“Let’s go take a look at more of the town,” I suggested to Terry after we’d descended the endless staircase. “I’d like to see what the ‘normal’ town looks like.” We walked around the downtown area, stopped at the local Boots drugstore for some essentials, and found a grocery store. The hostel included a decent kitchen where we planned to make a simple, cheap dinner—soup, salad, bread, and cheese. Using our camp stove we worked quickly and efficiently and whipped up a tasty supper. A few other students joined us and we all shared our feast which grew to include wine, sausages, and biscuits (cookies to us). This time our typical hitchhiking conversation was reversed when I asked, “So where do you go to school?”
“We’re juniors at Kent State,” was the reply.
“No way! Were you…” Before I even finished they said in unison, “Yes.” So of course Terry and I wanted to know all about their experience at the Kent State student demonstrations and resulting shootings. They’d occurred the previous May 4, and involved the shooting of unarmed college students by the Ohio National Guard who fired 67 rounds over a period of 13 seconds, killing four students and wounding nine others. There was a significant national response to the shootings: hundreds of universities, including ours, colleges, and even high schools closed throughout the country due to a student strike of four million students. Terry and I did not mention that we did not strike in solidarity, but we certainly expressed our shock and horror and condolences.
After our second bottle of wine we decided that it made sense to learn more about York’s night life, even though it was a Tuesday. We all walked to the ancient city and explored the alleys until we found a lively pub. Music poured into the street and beckoned.
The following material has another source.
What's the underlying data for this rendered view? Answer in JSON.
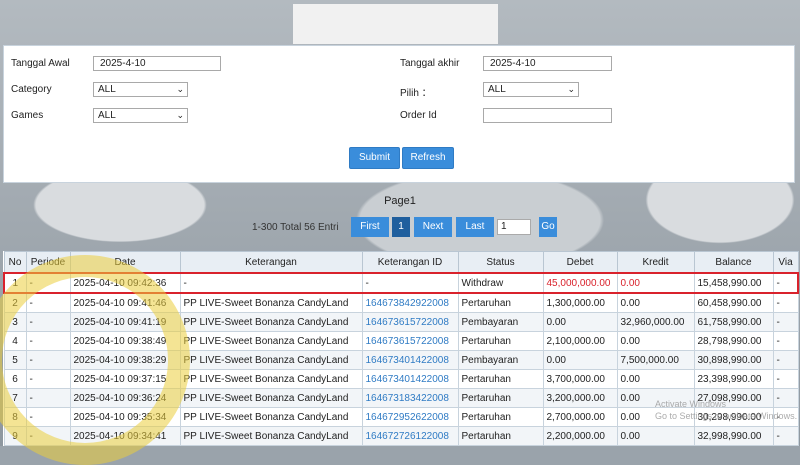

In we went where we enjoyed a few rounds, compliments of our new friends.
After a short night’s sleep and morning chores (this time I was stuck with toilets and Terry emptied trash cans), we left for Whitby to the north and east of York. Whitby, recommended in our guide book as a picturesque seaside fishing village, promised to offer a contrast to everything we’d seen so far. It was easy to reach the edge of York and to catch our first ride. I was tired and Terry took on hitchhiking conversation duties. We both felt it was our way of repaying drivers for the privilege of riding with them—to entertain and educate about California.
While we rode I quietly reflected on how much I was enjoying this trip. Terry and I got along so well and joked, laughed, and sang together all the time. We enjoyed the same foods, music, and many of the same friends back home. We’d grown up as best friends and could finish each other’s sentences. We had so many ‘in jokes’ as to seem obnoxious to unsuspecting acquaintances.
Our dad had been in the radio business. He’d graduated from CBS Broadcast School first in his class giving him a leg-up in the industry. The catch in his business, however, was that every time he wanted to rise in the hierarchy, it meant a move to a new community, a new radio station. And rise he did. And move we did, approximately every year and a half. I boarded the “moving train” in Monterey, California, where I was born. From there we moved to San Bernardino where Terry was born a year and a half later. Then to Tarzana in the San Fernando Valley. All those moves were in California and about a year and a half per location. Suddenly my dad was offered a job in Fairbanks, Alaska. My mom was nothing if not flexible.
The move to Alaska was a dramatic one. Dad drove from Los Angeles in a large truck that contained all our belongings, up the Alcan Highway, treacherous even to this day (he was driving it in the spring of 1953), and all across Alaska to Fairbanks in the center of the state. Mom, Terry, and I flew.
No jets in those days. We flew in a large four-prop plane. The first stop was in Seattle where my mom, worried that the next part of the trip would be turbulent and give her two sick children to manage, fed us Dramamine. It didn’t agree with our little tummies, and we promptly threw it up. At least cleanup was easier in the restroom on the ground than in the one in the air. In the meantime, unbeknownst to Mom, the plane took off for Alaska. Undaunted, my mother explained to the service desk personnel what had happened and they radioed the pilot who turned the plane around and came back just for us.
I remember flying over mountains covered in snow and thinking that they looked like piles of powdered sugar. During the flight Terry and I were adopted by the stewardesses and given the job of finding out what each passenger wanted to drink. We went from person to person and asked politely. We didn’t write anything down – I was four and a half and Terry was three – so by the time we’d finished, we remembered nothing. It kept us busy and most likely entertained the passengers. We were given and I kept the junior stewardess wing pin for many years after that memorable flight.
Our family continued to move until I reached the age of 13 and we settled in the town of Santa Rosa, California. With frequent moves, it was impossible to make and keep long-term friends. Fortunately for me, I had Terry, a built-in best friend. But one better: a friend who had been through the same life experiences as had I. Our adventures had started at an early age with the move to Alaska so we were definitely prepared, at the ages of 19 ½ and 21, for this European adventure.